Security Description

Marketplace Closing Share Price June 26, 2012

Marketplace Closing Share Price June 27, 2012

Dollar Increase in Share Price

Percentage Increase

MDA shares

$44.65

$57.13

$12.48

28%

Loral shares

US $59.36

US $67.21

$7.85

13.2%

  1. MDA issued a material change report concerning the Acquisition on June 29, 2012.
  2. MDA’s Acquisition was a material fact to both Loral and to MDA.
  3. Talawdekar became aware of the Acquisition in the course of his employment before there was general disclosure by MDA, which only occurred with the Announcement.
  4. Talawdekar purchased MDA shares with knowledge of a material, undisclosed fact.  He also conveyed the substance of the material non-public information respecting the Acquisition to his friend Hariharan before it was generally disclosed.
  5. As a result of receiving this tip, starting on the day before the Announcement and continuing on the day of the Announcement (but before the Announcement), Hariharan purchased a total of 220 short-dated, out-of-the-money call option contracts of Loral.

Knowledge of Talawdekar of the Material Information

  1. In the months leading up to the Announcement, several employees at MDA’s Brampton offices participated in the due diligence process for the proposed Acquisition. While Talawdekar was not part of the due diligence team, his workstation was located in close proximity to members of the due diligence team.

Chronology of Key Events

  1. On Thursday, June 21, 2012, Talawdekar learned of material undisclosed information, namely that MDA was going to be part of a major, transformative acquisition. Talawdekar then transferred $45,000 from his line of credit to his brokerage account (by 3:18 PM) and purchased 1,000 shares of MDA at a cost of $44,365.45 (by 3:26 PM). The cost of purchasing the MDA securities was approximately 50% of his yearly gross salary.

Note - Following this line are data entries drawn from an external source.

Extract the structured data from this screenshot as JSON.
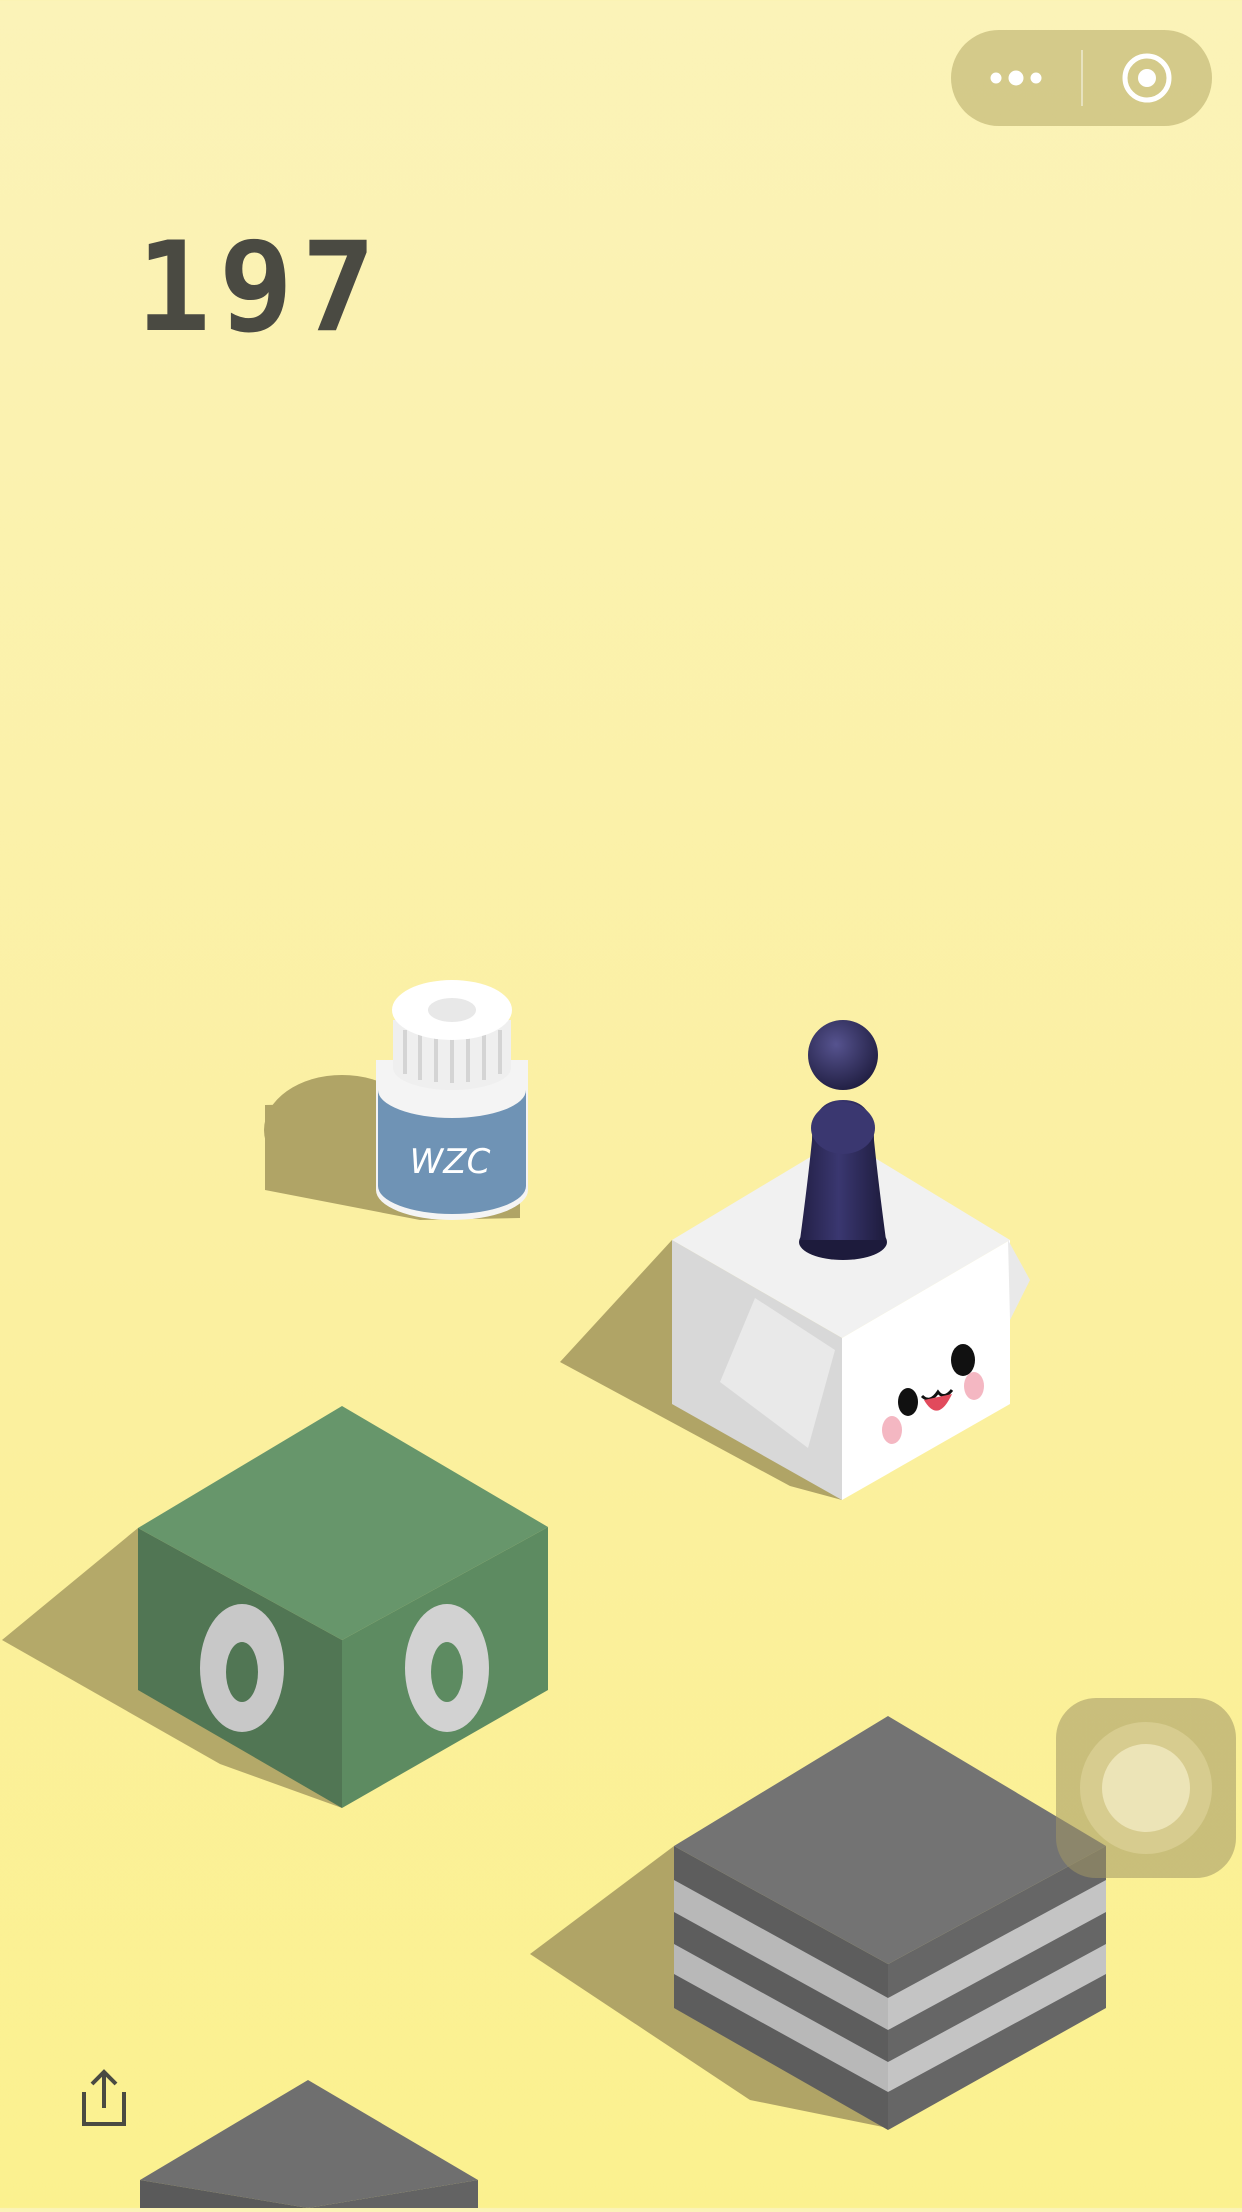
{
  "game": {
    "score": "197",
    "bottle_label": "WZC"
  },
  "capsule": {
    "more_icon": "more-dots-icon",
    "close_icon": "target-circle-icon"
  },
  "share_icon": "share-icon",
  "floating_button_icon": "assistive-touch-icon",
  "colors": {
    "background_top": "#fbf3b8",
    "background_bottom": "#fbf18f",
    "score": "#4a4a42",
    "piece": "#2f2d5a",
    "green_block_top": "#67966b",
    "gray_block_top": "#737373",
    "bottle_label_band": "#6f93b5"
  }
}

Prior to those purchases, Talawdekar had not purchased MDA securities for over 20 months and had not drawn upon his line of credit for at least 10 months.

Talawdekar Tips Hariharan concerning the Acquisition

  1. On or about, Monday, June 25, 2012, Talawdekar learned further details concerning the Acquisition, including that the target of the acquisition was Loral’s subsidiary and the transaction would be announced imminently.
  2. Beginning later that same day and continuing the next day, Talawdekar engaged in a series of telephone calls with his friend Hariharan and informed him of those facts, which were material and generally undisclosed.
  3. As a result of receiving this tip, Hariharan purchased 220 call option contracts of Loral on June 26, 2012 prior to the Announcement at a cost of $11,019.90. This provided Hariharan with the right to purchase 22,000 Loral shares if the price went up to the strike price set out in the contract.

Profit Made by Hariharan

  1. The day following the Announcement, Hariharan sold all of the 220 Loral option contracts, realizing a combined profit of US$68,683.40, a 623% return in one day.

Profit Made by Talawdekar

  1. On June 27, 2012, shortly after the Announcement, Talawdekar sold the 1,000 shares of MDA for $56,039.05 with a profit of $11,673.60, a 26.3% return in seven days.

Breaches of Act and Conduct Contrary to the Public Interest

  1. Talawdekar, as an employee of MDA was a person in a special relationship with MDA in accordance with subsection 76(5)(c)(i) of the Act at the time of the subject trading,
  2. Purchased MDA securities with knowledge of material undisclosed information respecting MDA, contrary to section 76(1) of the Act, and
  3. Informed his friend Hariharan of the Acquisition, which was a material, generally-undisclosed fact in respect of MDA, thereby breaching section 76(2) of the Act and also thereby acted contrary to the public interest.
  4. While Hariharan’s conduct involving the purchase of Loral call option contracts as outlined above did not technically contravene s. 76(1) of the Act (because Loral was not an Ontario reporting issuer), his conduct impugned the integrity and fairness of the capital markets because of the misuse of material, confidential information obtained from Talawdekar.  Consequently Hariharan’s conduct was contrary to the public interest.
  5. Such additional allegations as Staff may advise and the Commission may permit.

DATED at Toronto this 11th day of March 2015.